Task >> For every line in the data below that contains "myhostadmin", copy the line.

(Dataset rows describing interfaces)

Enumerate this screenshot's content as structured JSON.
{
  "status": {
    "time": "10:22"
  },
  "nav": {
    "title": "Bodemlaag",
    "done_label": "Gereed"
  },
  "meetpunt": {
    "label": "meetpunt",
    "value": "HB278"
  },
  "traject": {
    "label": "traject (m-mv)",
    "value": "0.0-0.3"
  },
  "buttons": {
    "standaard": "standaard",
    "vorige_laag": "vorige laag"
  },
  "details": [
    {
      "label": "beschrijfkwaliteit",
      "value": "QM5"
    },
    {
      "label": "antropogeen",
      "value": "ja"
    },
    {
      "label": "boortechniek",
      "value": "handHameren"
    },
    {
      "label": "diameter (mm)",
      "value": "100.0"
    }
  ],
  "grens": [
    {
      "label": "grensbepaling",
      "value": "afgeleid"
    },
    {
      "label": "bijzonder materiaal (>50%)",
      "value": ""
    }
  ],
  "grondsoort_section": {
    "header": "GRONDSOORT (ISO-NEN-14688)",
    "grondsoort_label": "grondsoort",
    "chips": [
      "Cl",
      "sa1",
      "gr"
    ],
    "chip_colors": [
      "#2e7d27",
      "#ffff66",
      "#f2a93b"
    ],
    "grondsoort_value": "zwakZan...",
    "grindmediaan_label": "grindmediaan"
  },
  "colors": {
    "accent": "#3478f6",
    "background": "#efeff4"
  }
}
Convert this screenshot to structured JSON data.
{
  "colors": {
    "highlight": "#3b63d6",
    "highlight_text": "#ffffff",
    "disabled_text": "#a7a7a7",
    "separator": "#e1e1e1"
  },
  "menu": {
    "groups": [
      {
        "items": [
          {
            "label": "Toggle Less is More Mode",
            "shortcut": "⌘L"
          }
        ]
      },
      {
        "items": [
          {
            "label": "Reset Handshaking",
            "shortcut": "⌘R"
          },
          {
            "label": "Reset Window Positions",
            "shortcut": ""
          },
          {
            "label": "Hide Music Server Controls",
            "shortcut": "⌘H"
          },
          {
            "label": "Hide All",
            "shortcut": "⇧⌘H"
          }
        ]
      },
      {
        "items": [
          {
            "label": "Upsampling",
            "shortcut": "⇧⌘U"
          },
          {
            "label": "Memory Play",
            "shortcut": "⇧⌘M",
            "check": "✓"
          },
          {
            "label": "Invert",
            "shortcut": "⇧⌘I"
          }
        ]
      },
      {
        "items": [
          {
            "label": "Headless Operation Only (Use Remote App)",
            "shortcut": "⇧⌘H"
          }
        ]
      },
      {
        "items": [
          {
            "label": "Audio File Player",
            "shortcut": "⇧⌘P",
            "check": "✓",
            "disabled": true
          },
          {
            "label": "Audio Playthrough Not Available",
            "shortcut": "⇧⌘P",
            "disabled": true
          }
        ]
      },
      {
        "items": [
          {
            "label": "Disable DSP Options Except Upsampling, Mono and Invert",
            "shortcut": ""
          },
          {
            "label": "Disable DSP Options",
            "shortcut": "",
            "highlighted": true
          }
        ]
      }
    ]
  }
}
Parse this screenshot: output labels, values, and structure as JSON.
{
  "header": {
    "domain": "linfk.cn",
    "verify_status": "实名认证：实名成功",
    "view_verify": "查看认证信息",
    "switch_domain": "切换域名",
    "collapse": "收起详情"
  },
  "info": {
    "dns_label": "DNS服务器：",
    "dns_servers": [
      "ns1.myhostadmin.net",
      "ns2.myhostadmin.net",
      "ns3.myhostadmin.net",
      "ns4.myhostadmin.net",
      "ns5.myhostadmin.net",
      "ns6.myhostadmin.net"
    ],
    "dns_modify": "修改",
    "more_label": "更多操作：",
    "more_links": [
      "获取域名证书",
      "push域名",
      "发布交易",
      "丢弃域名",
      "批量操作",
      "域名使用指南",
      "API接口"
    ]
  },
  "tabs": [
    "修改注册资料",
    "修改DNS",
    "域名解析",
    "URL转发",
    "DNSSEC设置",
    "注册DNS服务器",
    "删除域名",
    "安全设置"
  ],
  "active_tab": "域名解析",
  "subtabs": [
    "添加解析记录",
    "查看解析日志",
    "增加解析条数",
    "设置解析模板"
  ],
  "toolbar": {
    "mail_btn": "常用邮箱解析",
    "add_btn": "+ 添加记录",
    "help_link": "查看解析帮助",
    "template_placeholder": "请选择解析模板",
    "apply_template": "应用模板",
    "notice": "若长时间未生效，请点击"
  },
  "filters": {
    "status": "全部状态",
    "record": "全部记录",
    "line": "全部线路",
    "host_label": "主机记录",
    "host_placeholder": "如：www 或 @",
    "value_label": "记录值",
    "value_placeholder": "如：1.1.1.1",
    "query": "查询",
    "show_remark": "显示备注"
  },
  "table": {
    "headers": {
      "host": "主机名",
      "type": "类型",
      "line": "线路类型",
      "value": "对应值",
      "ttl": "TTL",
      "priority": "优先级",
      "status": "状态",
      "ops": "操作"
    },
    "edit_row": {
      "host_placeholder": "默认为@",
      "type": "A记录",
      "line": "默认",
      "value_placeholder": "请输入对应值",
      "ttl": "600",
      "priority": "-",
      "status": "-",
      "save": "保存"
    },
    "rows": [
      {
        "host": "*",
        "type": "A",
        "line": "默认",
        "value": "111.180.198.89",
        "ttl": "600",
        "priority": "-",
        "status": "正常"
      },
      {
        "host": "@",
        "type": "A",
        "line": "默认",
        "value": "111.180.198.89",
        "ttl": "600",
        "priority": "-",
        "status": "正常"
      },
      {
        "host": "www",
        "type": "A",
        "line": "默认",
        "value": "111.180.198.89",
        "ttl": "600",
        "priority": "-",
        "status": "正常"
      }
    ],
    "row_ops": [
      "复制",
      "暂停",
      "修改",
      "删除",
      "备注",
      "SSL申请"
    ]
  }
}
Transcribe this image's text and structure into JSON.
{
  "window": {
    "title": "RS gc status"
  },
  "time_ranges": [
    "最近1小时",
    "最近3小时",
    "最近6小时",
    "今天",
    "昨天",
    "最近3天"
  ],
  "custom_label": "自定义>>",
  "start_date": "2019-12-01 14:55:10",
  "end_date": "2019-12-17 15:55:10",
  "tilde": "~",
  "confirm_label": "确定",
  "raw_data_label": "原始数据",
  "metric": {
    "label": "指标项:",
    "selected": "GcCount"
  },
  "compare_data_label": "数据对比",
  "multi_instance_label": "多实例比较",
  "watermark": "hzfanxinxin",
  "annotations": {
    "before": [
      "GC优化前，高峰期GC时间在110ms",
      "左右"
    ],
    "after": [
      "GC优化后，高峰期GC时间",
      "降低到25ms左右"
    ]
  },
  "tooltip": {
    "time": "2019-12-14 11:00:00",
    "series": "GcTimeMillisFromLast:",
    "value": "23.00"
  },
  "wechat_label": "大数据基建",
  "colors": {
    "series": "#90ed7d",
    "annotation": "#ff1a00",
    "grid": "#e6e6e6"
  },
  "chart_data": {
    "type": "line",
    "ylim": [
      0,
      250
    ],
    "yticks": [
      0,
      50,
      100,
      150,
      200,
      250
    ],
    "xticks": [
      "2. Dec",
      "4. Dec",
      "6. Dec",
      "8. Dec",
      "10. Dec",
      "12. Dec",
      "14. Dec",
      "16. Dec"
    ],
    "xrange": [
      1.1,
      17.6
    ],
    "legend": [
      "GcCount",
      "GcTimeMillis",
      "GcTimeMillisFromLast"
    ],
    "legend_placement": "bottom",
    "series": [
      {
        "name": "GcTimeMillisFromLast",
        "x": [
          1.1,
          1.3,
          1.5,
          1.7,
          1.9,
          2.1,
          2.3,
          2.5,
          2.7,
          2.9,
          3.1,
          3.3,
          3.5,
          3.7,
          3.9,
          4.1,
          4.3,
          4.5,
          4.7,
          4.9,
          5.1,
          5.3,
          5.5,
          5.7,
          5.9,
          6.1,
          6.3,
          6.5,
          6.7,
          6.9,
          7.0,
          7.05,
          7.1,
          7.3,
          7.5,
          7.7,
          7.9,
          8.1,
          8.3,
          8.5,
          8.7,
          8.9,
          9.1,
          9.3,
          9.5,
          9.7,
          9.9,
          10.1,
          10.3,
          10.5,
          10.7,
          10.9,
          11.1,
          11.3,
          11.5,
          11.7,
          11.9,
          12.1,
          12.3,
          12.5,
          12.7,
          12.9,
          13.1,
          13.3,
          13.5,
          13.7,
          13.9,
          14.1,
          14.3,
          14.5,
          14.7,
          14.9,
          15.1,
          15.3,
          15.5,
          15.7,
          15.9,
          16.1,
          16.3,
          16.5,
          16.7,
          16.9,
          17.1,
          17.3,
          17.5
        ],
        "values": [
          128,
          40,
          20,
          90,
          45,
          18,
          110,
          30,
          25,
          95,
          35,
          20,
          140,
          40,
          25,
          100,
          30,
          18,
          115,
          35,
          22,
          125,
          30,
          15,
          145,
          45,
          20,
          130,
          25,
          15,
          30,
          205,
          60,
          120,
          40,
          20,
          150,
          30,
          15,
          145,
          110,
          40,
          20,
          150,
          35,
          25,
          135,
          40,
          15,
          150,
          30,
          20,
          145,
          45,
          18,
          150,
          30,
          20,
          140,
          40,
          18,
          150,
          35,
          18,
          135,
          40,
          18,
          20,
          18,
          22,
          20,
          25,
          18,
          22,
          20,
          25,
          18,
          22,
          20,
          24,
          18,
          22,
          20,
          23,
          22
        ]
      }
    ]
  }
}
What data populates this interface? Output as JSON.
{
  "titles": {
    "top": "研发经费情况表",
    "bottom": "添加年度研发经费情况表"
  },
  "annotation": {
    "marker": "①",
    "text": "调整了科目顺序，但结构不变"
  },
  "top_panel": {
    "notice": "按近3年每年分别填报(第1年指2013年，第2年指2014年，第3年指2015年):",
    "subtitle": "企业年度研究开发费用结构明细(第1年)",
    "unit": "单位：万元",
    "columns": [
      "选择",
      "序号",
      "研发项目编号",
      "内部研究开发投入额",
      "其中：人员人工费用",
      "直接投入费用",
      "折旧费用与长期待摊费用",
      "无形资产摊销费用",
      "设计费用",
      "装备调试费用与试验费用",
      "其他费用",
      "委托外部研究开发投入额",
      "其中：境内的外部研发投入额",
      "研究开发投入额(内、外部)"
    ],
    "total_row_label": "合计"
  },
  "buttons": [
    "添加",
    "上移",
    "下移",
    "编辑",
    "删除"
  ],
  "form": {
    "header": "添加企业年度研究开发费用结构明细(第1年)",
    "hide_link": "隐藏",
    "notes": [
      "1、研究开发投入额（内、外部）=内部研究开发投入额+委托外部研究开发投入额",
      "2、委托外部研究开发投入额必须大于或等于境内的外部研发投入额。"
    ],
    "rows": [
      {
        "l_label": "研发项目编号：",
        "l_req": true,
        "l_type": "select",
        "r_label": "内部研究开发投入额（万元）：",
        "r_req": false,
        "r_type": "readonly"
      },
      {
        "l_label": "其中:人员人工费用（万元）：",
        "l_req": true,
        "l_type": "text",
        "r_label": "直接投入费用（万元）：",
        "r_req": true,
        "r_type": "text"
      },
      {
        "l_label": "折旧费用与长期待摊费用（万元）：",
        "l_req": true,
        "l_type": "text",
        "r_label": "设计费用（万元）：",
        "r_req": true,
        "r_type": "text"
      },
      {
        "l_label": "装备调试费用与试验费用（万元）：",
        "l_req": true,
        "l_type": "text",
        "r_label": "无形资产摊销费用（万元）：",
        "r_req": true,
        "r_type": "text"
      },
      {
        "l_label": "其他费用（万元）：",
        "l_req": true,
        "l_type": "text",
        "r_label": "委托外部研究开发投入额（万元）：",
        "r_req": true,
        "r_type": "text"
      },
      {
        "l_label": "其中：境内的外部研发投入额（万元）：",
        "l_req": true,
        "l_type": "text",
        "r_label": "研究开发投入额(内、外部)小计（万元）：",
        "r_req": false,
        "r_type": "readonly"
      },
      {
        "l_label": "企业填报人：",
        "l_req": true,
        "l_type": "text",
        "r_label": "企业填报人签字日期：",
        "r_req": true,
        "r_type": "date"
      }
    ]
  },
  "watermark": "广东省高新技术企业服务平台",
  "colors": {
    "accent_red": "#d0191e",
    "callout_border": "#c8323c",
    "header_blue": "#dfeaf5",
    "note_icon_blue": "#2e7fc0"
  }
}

Finished exercise >>
      "ns1.myhostadmin.net",
      "ns2.myhostadmin.net",
      "ns3.myhostadmin.net",
      "ns4.myhostadmin.net",
      "ns5.myhostadmin.net",
      "ns6.myhostadmin.net"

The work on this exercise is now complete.